Inside the iconic Glasgow street art and graffiti festival putting young people first
Kicking off on Saturday at 11am, this year’s festival will also mark the grand opening of the Yardworks Studio, a purpose-built space made to provide a home for hundreds of young people, artists, and community organisations to create work in.
The festival brings together dozens of street and graffiti artists who will spend the weekend painting an open-air gallery of murals in real-time.
The ethos of Yardworks has always been to create an alternative model for those who want to build a career in art without going to art school, especially for those who come from disadvantaged backgrounds.
At the helm is Gaz Mac, director of Yardworks and SWG3 studio director. He has made a point of bringing together young aspiring graffiti artists with seasoned pros to learn from each other and the Yardworks Studio is an extension of that.
He said: “I think at the moment it’s going to take time for people to get used to there being an actual purpose-built space for them, they’ve never had that.
“The main attraction of this space is the Scottish winter, you know. Dark streets, dark alleyways and things.

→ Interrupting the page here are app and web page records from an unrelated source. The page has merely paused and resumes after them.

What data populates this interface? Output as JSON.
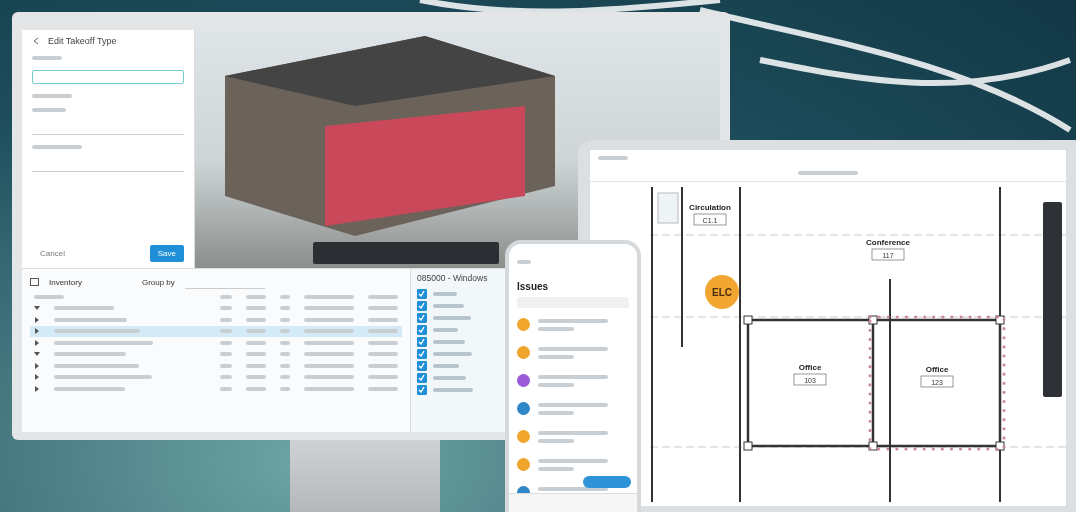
{
  "monitor": {
    "takeoff_panel": {
      "title": "Edit Takeoff Type",
      "buttons": [
        {
          "label": "Cancel",
          "kind": "secondary"
        },
        {
          "label": "Save",
          "kind": "primary"
        }
      ]
    },
    "inventory": {
      "title": "Inventory",
      "group_by_label": "Group by",
      "rows": [
        {
          "selected": false,
          "expanded": true
        },
        {
          "selected": false,
          "expanded": false
        },
        {
          "selected": true,
          "expanded": false
        },
        {
          "selected": false,
          "expanded": false
        },
        {
          "selected": false,
          "expanded": true
        },
        {
          "selected": false,
          "expanded": false
        },
        {
          "selected": false,
          "expanded": false
        },
        {
          "selected": false,
          "expanded": false
        }
      ]
    },
    "category_panel": {
      "title": "085000 - Windows",
      "items": [
        {
          "checked": true
        },
        {
          "checked": true
        },
        {
          "checked": true
        },
        {
          "checked": true
        },
        {
          "checked": true
        },
        {
          "checked": true
        },
        {
          "checked": true
        },
        {
          "checked": true
        },
        {
          "checked": true
        }
      ]
    }
  },
  "phone": {
    "title": "Issues",
    "issues": [
      {
        "color": "#f0a52c"
      },
      {
        "color": "#f0a52c"
      },
      {
        "color": "#9b5ad6"
      },
      {
        "color": "#2f86c8"
      },
      {
        "color": "#f0a52c"
      },
      {
        "color": "#f0a52c"
      },
      {
        "color": "#2f86c8"
      }
    ]
  },
  "tablet": {
    "rooms": [
      {
        "name": "Circulation",
        "number": "C1.1"
      },
      {
        "name": "Conference",
        "number": "117"
      },
      {
        "name": "Office",
        "number": "103"
      },
      {
        "name": "Office",
        "number": "123"
      }
    ],
    "marker": "ELC"
  }
}
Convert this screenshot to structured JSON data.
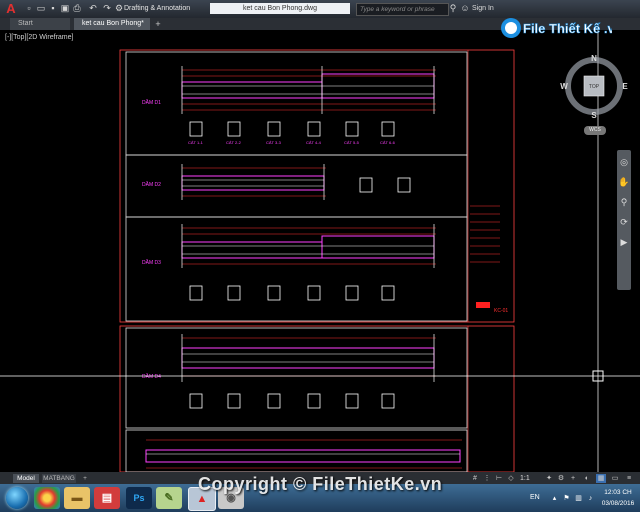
{
  "titlebar": {
    "workspace": "Drafting & Annotation",
    "document_title": "ket cau Bon Phong.dwg",
    "search_placeholder": "Type a keyword or phrase",
    "sign_in": "Sign In"
  },
  "doc_tabs": {
    "start": "Start",
    "current": "ket cau Bon Phong*",
    "plus": "+"
  },
  "viewport": {
    "label": "[-][Top][2D Wireframe]"
  },
  "viewcube": {
    "north": "N",
    "south": "S",
    "east": "E",
    "west": "W",
    "face": "TOP",
    "wcs": "WCS"
  },
  "drawing": {
    "beam_sections": [
      "DẦM D1",
      "DẦM D2",
      "DẦM D3",
      "DẦM D4"
    ],
    "cut_labels": [
      "CẮT 1-1",
      "CẮT 2-2",
      "CẮT 3-3",
      "CẮT 4-4",
      "CẮT 5-5",
      "CẮT 6-6"
    ],
    "title_block_code": "KC-01",
    "colors": {
      "frame": "#ff4040",
      "panel": "#ffffff",
      "beam": "#ff40ff",
      "dimension": "#ff3030",
      "text": "#ffffff",
      "crosshair": "#ffffff"
    }
  },
  "layout_tabs": {
    "model": "Model",
    "matbang": "MATBANG",
    "plus": "+"
  },
  "statusbar": {
    "scale": "1:1"
  },
  "taskbar": {
    "language": "EN",
    "time": "12:03 CH",
    "date": "03/08/2016"
  },
  "watermark": {
    "logo": "File Thiết Kế .vn",
    "copyright": "Copyright © FileThietKe.vn"
  }
}
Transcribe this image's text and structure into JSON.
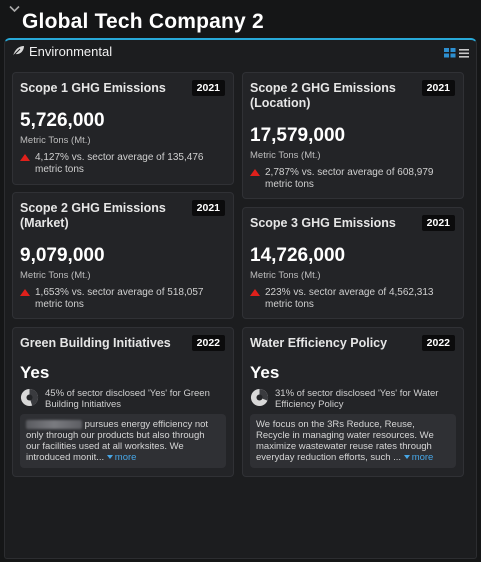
{
  "header": {
    "company_name": "Global Tech Company 2"
  },
  "panel": {
    "title": "Environmental"
  },
  "cards": {
    "scope1": {
      "title": "Scope 1 GHG Emissions",
      "year": "2021",
      "value": "5,726,000",
      "unit": "Metric Tons (Mt.)",
      "compare": "4,127% vs. sector average of 135,476 metric tons"
    },
    "scope2_location": {
      "title": "Scope 2 GHG Emissions (Location)",
      "year": "2021",
      "value": "17,579,000",
      "unit": "Metric Tons (Mt.)",
      "compare": "2,787% vs. sector average of 608,979 metric tons"
    },
    "scope2_market": {
      "title": "Scope 2 GHG Emissions (Market)",
      "year": "2021",
      "value": "9,079,000",
      "unit": "Metric Tons (Mt.)",
      "compare": "1,653% vs. sector average of 518,057 metric tons"
    },
    "scope3": {
      "title": "Scope 3 GHG Emissions",
      "year": "2021",
      "value": "14,726,000",
      "unit": "Metric Tons (Mt.)",
      "compare": "223% vs. sector average of 4,562,313 metric tons"
    },
    "green_building": {
      "title": "Green Building Initiatives",
      "year": "2022",
      "value": "Yes",
      "disclosed": "45% of sector disclosed 'Yes' for Green Building Initiatives",
      "disclosed_fraction": 0.45,
      "description": "pursues energy efficiency not only through our products but also through our facilities used at all worksites. We introduced monit...",
      "more_label": "more"
    },
    "water_efficiency": {
      "title": "Water Efficiency Policy",
      "year": "2022",
      "value": "Yes",
      "disclosed": "31% of sector disclosed 'Yes' for Water Efficiency Policy",
      "disclosed_fraction": 0.31,
      "description": "We focus on the 3Rs Reduce, Reuse, Recycle in managing water resources. We maximize wastewater reuse rates through everyday reduction efforts, such ...",
      "more_label": "more"
    }
  },
  "colors": {
    "accent": "#28a9d8",
    "negative_trend": "#e0201b",
    "link": "#47a6e6",
    "grid_icon": "#2d8fd0"
  },
  "icons": {
    "collapse": "chevron-down-icon",
    "section": "leaf-icon",
    "grid_view": "grid-view-icon",
    "list_view": "list-view-icon",
    "trend": "triangle-up-icon",
    "pie": "pie-chart-icon"
  }
}
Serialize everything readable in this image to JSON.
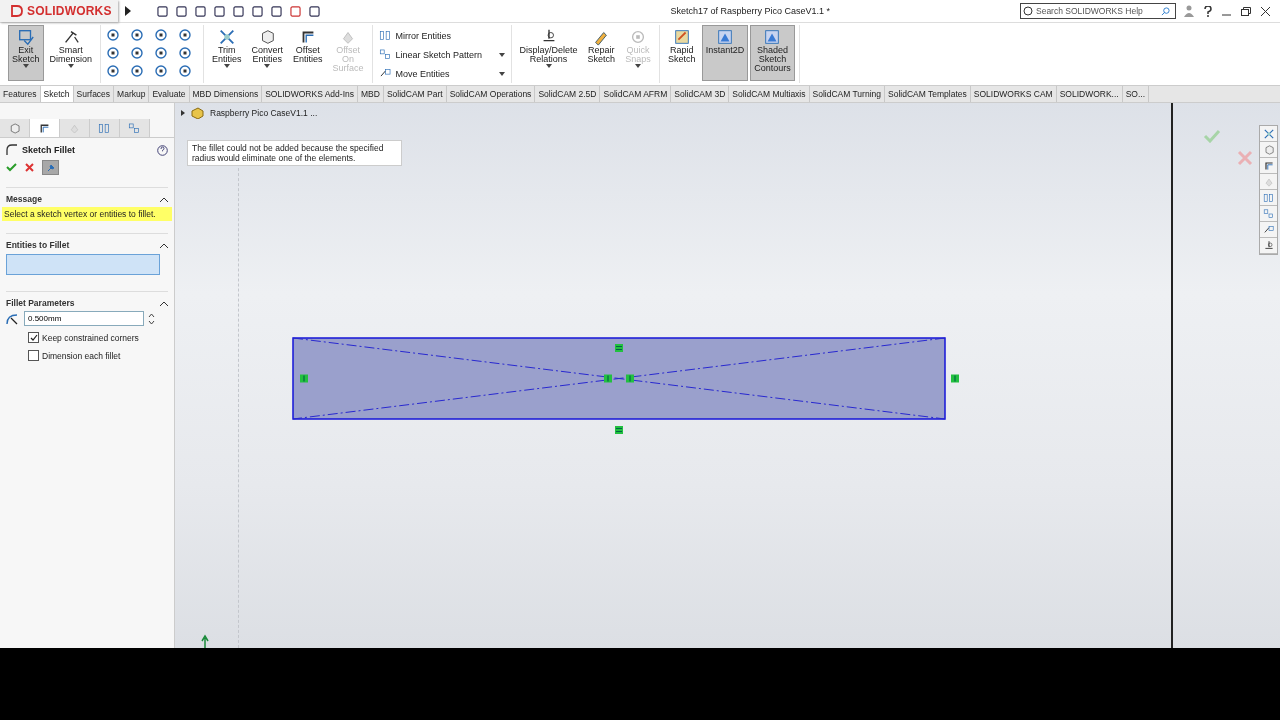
{
  "title_bar": {
    "logo": "SOLIDWORKS",
    "title": "Sketch17 of Raspberry Pico CaseV1.1 *",
    "search": {
      "placeholder": "Search SOLIDWORKS Help"
    }
  },
  "ribbon": {
    "groups": [
      {
        "items": [
          {
            "label": "Exit Sketch",
            "kind": "large",
            "selected": true,
            "disabled": false,
            "menu": true
          },
          {
            "label": "Smart Dimension",
            "kind": "large",
            "selected": false,
            "disabled": false,
            "menu": true
          }
        ]
      },
      {
        "items": [
          {
            "label": "Trim Entities",
            "kind": "large",
            "selected": false,
            "disabled": false,
            "menu": true
          },
          {
            "label": "Convert Entities",
            "kind": "large",
            "selected": false,
            "disabled": false,
            "menu": true
          },
          {
            "label": "Offset Entities",
            "kind": "large",
            "selected": false,
            "disabled": false,
            "menu": false
          },
          {
            "label": "Offset On Surface",
            "kind": "large",
            "selected": false,
            "disabled": true,
            "menu": false
          }
        ]
      },
      {
        "items": [
          {
            "label": "Mirror Entities",
            "kind": "row",
            "selected": false,
            "disabled": false,
            "menu": false
          },
          {
            "label": "Linear Sketch Pattern",
            "kind": "row",
            "selected": false,
            "disabled": false,
            "menu": true
          },
          {
            "label": "Move Entities",
            "kind": "row",
            "selected": false,
            "disabled": false,
            "menu": true
          }
        ]
      },
      {
        "items": [
          {
            "label": "Display/Delete Relations",
            "kind": "large",
            "selected": false,
            "disabled": false,
            "menu": true
          },
          {
            "label": "Repair Sketch",
            "kind": "large",
            "selected": false,
            "disabled": false,
            "menu": false
          },
          {
            "label": "Quick Snaps",
            "kind": "large",
            "selected": false,
            "disabled": true,
            "menu": true
          }
        ]
      },
      {
        "items": [
          {
            "label": "Rapid Sketch",
            "kind": "large",
            "selected": false,
            "disabled": false,
            "menu": false
          },
          {
            "label": "Instant2D",
            "kind": "large",
            "selected": true,
            "disabled": false,
            "menu": false
          },
          {
            "label": "Shaded Sketch Contours",
            "kind": "large",
            "selected": true,
            "disabled": false,
            "menu": false
          }
        ]
      }
    ]
  },
  "tabs": [
    {
      "label": "Features",
      "selected": false
    },
    {
      "label": "Sketch",
      "selected": true
    },
    {
      "label": "Surfaces",
      "selected": false
    },
    {
      "label": "Markup",
      "selected": false
    },
    {
      "label": "Evaluate",
      "selected": false
    },
    {
      "label": "MBD Dimensions",
      "selected": false
    },
    {
      "label": "SOLIDWORKS Add-Ins",
      "selected": false
    },
    {
      "label": "MBD",
      "selected": false
    },
    {
      "label": "SolidCAM Part",
      "selected": false
    },
    {
      "label": "SolidCAM Operations",
      "selected": false
    },
    {
      "label": "SolidCAM 2.5D",
      "selected": false
    },
    {
      "label": "SolidCAM AFRM",
      "selected": false
    },
    {
      "label": "SolidCAM 3D",
      "selected": false
    },
    {
      "label": "SolidCAM Multiaxis",
      "selected": false
    },
    {
      "label": "SolidCAM Turning",
      "selected": false
    },
    {
      "label": "SolidCAM Templates",
      "selected": false
    },
    {
      "label": "SOLIDWORKS CAM",
      "selected": false
    },
    {
      "label": "SOLIDWORK...",
      "selected": false
    },
    {
      "label": "SO...",
      "selected": false
    }
  ],
  "panel": {
    "tabs": [
      {
        "selected": false
      },
      {
        "selected": true
      },
      {
        "selected": false
      },
      {
        "selected": false
      },
      {
        "selected": false
      }
    ],
    "title": "Sketch Fillet",
    "message": {
      "title": "Message",
      "text": "Select a sketch vertex or entities to fillet."
    },
    "entities": {
      "title": "Entities to Fillet"
    },
    "parameters": {
      "title": "Fillet Parameters",
      "radius": "0.500mm",
      "options": [
        {
          "label": "Keep constrained corners",
          "checked": true
        },
        {
          "label": "Dimension each fillet",
          "checked": false
        }
      ]
    }
  },
  "canvas": {
    "breadcrumb": "Raspberry Pico CaseV1.1 ...",
    "tooltip": "The fillet could not be added because the specified radius would eliminate one of the elements."
  }
}
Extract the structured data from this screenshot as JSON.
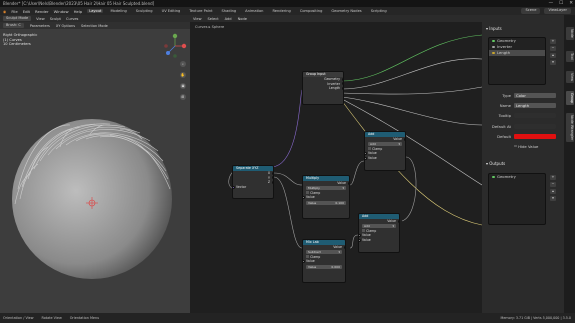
{
  "window": {
    "title": "Blender* [C:\\User\\Nels\\Blender\\2023\\05 Hair 2\\Hair 05 Hair Sculpted.blend]",
    "controls": [
      "—",
      "☐",
      "✕"
    ]
  },
  "menu": {
    "items": [
      "File",
      "Edit",
      "Render",
      "Window",
      "Help"
    ],
    "tabs": [
      "Layout",
      "Modeling",
      "Sculpting",
      "UV Editing",
      "Texture Paint",
      "Shading",
      "Animation",
      "Rendering",
      "Compositing",
      "Geometry Nodes",
      "Scripting"
    ],
    "active_tab": "Layout",
    "scene": "Scene",
    "view_layer": "ViewLayer"
  },
  "viewport": {
    "header1": {
      "mode": "Sculpt Mode",
      "items": [
        "View",
        "Sculpt",
        "Curves"
      ]
    },
    "header2": {
      "items": [
        "Brush: C",
        "Parameters",
        "XY Options",
        "Selection Mode"
      ]
    },
    "info": {
      "line1": "Right Orthographic",
      "line2": "(1) Curves",
      "line3": "10 Centimeters"
    },
    "tool_icons": [
      "zoom-icon",
      "hand-icon",
      "camera-icon",
      "grid-icon"
    ]
  },
  "node_editor": {
    "header": {
      "items": [
        "View",
        "Select",
        "Add",
        "Node"
      ]
    },
    "breadcrumb": "Curves ▸ Sphere",
    "nodes": {
      "group_input": {
        "title": "Group Input",
        "outputs": [
          "Geometry",
          "Inverter",
          "Length"
        ]
      },
      "reroute_hint": {
        "title": "Separate XYZ"
      },
      "math1": {
        "title": "Multiply",
        "outputs": [
          "Value"
        ],
        "op": "Multiply",
        "clamp": "Clamp",
        "field_label": "Value",
        "field_value": "0.100"
      },
      "math2": {
        "title": "Add",
        "outputs": [
          "Value"
        ],
        "op": "Add",
        "clamp": "Clamp",
        "inputs": [
          "Value",
          "Value"
        ]
      },
      "math3": {
        "title": "Mix Lab",
        "op": "Subtract",
        "clamp": "Clamp",
        "field_label": "Value",
        "field_value": "0.000"
      },
      "math4": {
        "title": "Add",
        "op": "Add",
        "clamp": "Clamp",
        "inputs": [
          "Value",
          "Value"
        ]
      },
      "sep": {
        "title": "Separate XYZ",
        "outputs": [
          "X",
          "Y",
          "Z"
        ],
        "input": "Vector"
      }
    }
  },
  "npanel": {
    "inputs_header": "Inputs",
    "inputs": [
      {
        "name": "Geometry",
        "color": "#63c763"
      },
      {
        "name": "Inverter",
        "color": "#a0a0a0"
      },
      {
        "name": "Length",
        "color": "#c7a52e"
      }
    ],
    "props": {
      "type_label": "Type",
      "type_value": "Color",
      "name_label": "Name",
      "name_value": "Length",
      "tooltip_label": "Tooltip",
      "default_label": "Default",
      "default_color": "#e01010",
      "hide_value": "Hide Value",
      "default_attr_label": "Default At"
    },
    "outputs_header": "Outputs",
    "outputs": [
      {
        "name": "Geometry",
        "color": "#63c763"
      }
    ],
    "tabs": [
      "Node",
      "Tool",
      "View",
      "Group",
      "Node Wrangler"
    ],
    "active_tab": "Group"
  },
  "status": {
    "left": [
      "Orientation / View",
      "Rotate View",
      "Orientation Menu"
    ],
    "right": "Memory: 3.71 GiB | Verts 5,000,000 | 3.5.0"
  }
}
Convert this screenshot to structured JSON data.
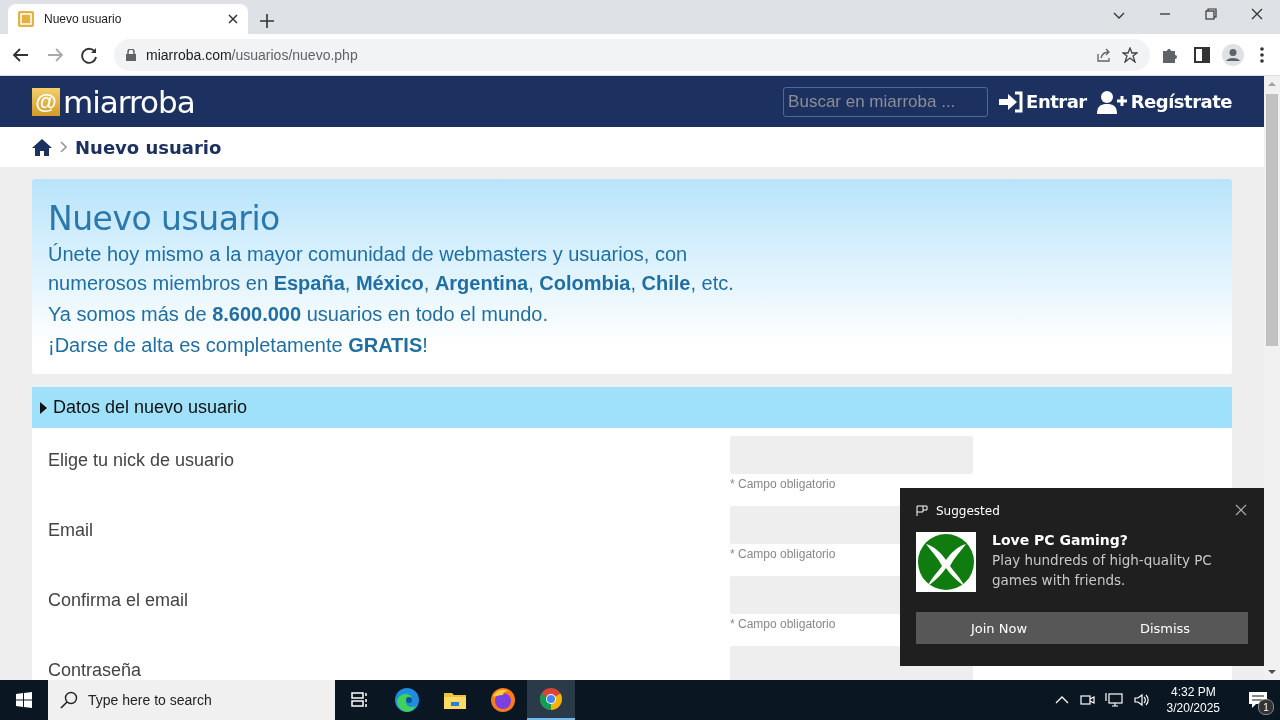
{
  "browser": {
    "tabs": [
      {
        "title": "Nuevo usuario",
        "selected": true
      }
    ],
    "url": {
      "host": "miarroba.com",
      "path": "/usuarios/nuevo.php"
    }
  },
  "site": {
    "logo": {
      "glyph": "@",
      "name": "miarroba"
    },
    "search_placeholder": "Buscar en miarroba ...",
    "nav": [
      {
        "label": "Entrar",
        "kind": "login"
      },
      {
        "label": "Regístrate",
        "kind": "register"
      }
    ]
  },
  "breadcrumb": {
    "current": "Nuevo usuario"
  },
  "banner": {
    "title": "Nuevo usuario",
    "paragraphs": [
      "Únete hoy mismo a la mayor comunidad de webmasters y usuarios, con numerosos miembros en **España**, **México**, **Argentina**, **Colombia**, **Chile**, etc.",
      "Ya somos más de **8.600.000** usuarios en todo el mundo.",
      "¡Darse de alta es completamente **GRATIS**!"
    ]
  },
  "form": {
    "section_title": "Datos del nuevo usuario",
    "fields": [
      {
        "label": "Elige tu nick de usuario",
        "hint": "* Campo obligatorio"
      },
      {
        "label": "Email",
        "hint": "* Campo obligatorio"
      },
      {
        "label": "Confirma el email",
        "hint": "* Campo obligatorio"
      },
      {
        "label": "Contraseña"
      }
    ]
  },
  "toast": {
    "source": "Suggested",
    "title": "Love PC Gaming?",
    "body": "Play hundreds of high-quality PC games with friends.",
    "buttons": [
      "Join Now",
      "Dismiss"
    ]
  },
  "taskbar": {
    "search_placeholder": "Type here to search",
    "apps": [
      {
        "kind": "task-view",
        "selected": false
      },
      {
        "kind": "edge",
        "selected": false
      },
      {
        "kind": "explorer",
        "selected": false
      },
      {
        "kind": "firefox",
        "selected": false
      },
      {
        "kind": "chrome",
        "selected": true
      }
    ],
    "time": "4:32 PM",
    "date": "3/20/2025",
    "notifications": "1"
  }
}
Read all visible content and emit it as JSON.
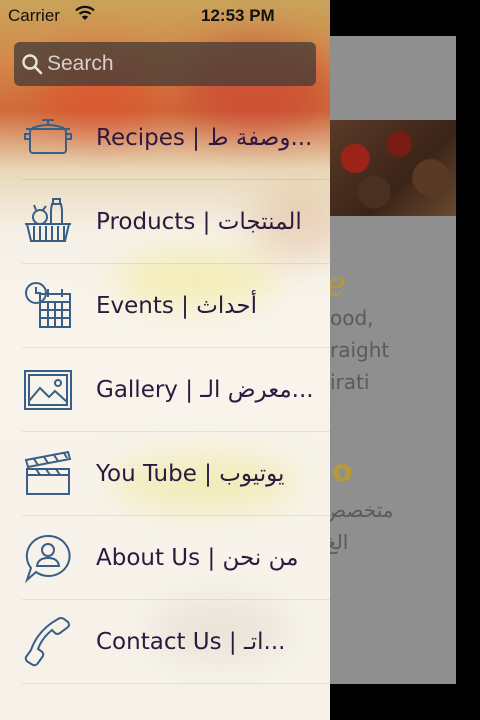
{
  "status_bar": {
    "carrier": "Carrier",
    "time": "12:53 PM"
  },
  "search": {
    "placeholder": "Search"
  },
  "menu": {
    "items": [
      {
        "label": "Recipes | وصفة ط...",
        "icon": "pot-icon"
      },
      {
        "label": "Products | المنتجات",
        "icon": "basket-icon"
      },
      {
        "label": "Events | أحداث",
        "icon": "calendar-icon"
      },
      {
        "label": "Gallery | معرض الـ...",
        "icon": "image-icon"
      },
      {
        "label": "You Tube | يوتيوب",
        "icon": "clapperboard-icon"
      },
      {
        "label": "About Us | من نحن",
        "icon": "person-bubble-icon"
      },
      {
        "label": "Contact Us | اتـ...",
        "icon": "phone-icon"
      }
    ]
  },
  "background": {
    "lines": [
      "ood,",
      "raight",
      "irati",
      "متخصص",
      "الغ"
    ]
  },
  "colors": {
    "menu_text": "#2d1940",
    "icon_stroke": "#3a5f86",
    "search_bg": "#463c37"
  }
}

“You can only progress so far on the street until you have to become that studio type. And guys that want to make a career of it, this is a really good starting point because we do have a lot of people from disadvantaged backgrounds that can’t afford studios, can’t afford art schools, this and that.
“This is a place where they come straight in and the facility is there for them. It’s a safe environment, it’s heated, they have special walls designed for them, and there’s people there to give them advice as well.”
Originally from Penilee, Gaz, 54, has been involved in the world of graffiti since 1984. He left home at 16 and travelled down to England before heading across Europe, meeting other well-known graffiti writers along the way.
His wide-ranging network of contacts has inspired the international appeal of the Yardworks Festival with artists from all over the world flocking to Eastvale Place to take part.
Gaz said: “These guys that I’ve travelled and met and bring them here back to Glasgow, it gives these young grassroots guys something to aspire to.”
It gives young people a chance to interact with some of their favourite artists in person and watch them paint.
He added: “It’s better than Instagram. They can actually see it getting done, they can see the techniques, and they can talk to the guys.
“You get these big names on these big street art mural trails, you know. Most of these guys are human beings and I think Yardworks does that to them.
“It brings them back down to earth and puts them in amongst everyone else and it’s just this big mix. Nobody has any airs or graces.”
It’s clear that Gaz is passionate about the work that Yardworks does and has built up a strong connection with the young artists that he’s taken under his wing.
He said: “I am extremely proud and I’ve got a big passion for it. It’s a huge part of my life. Every now and again I pinch myself.
“It’s maybe, check yourself a little bit and remember why you’re doing it. And remember that young guy that’s coming in the door that’s brand new here and keep that same enthusiasm.
“I think Yardworks Festival really helps that. The new studio really helps that, and pushing those ideals forward.”
For more information about Yardworks or to purchase tickets, click here.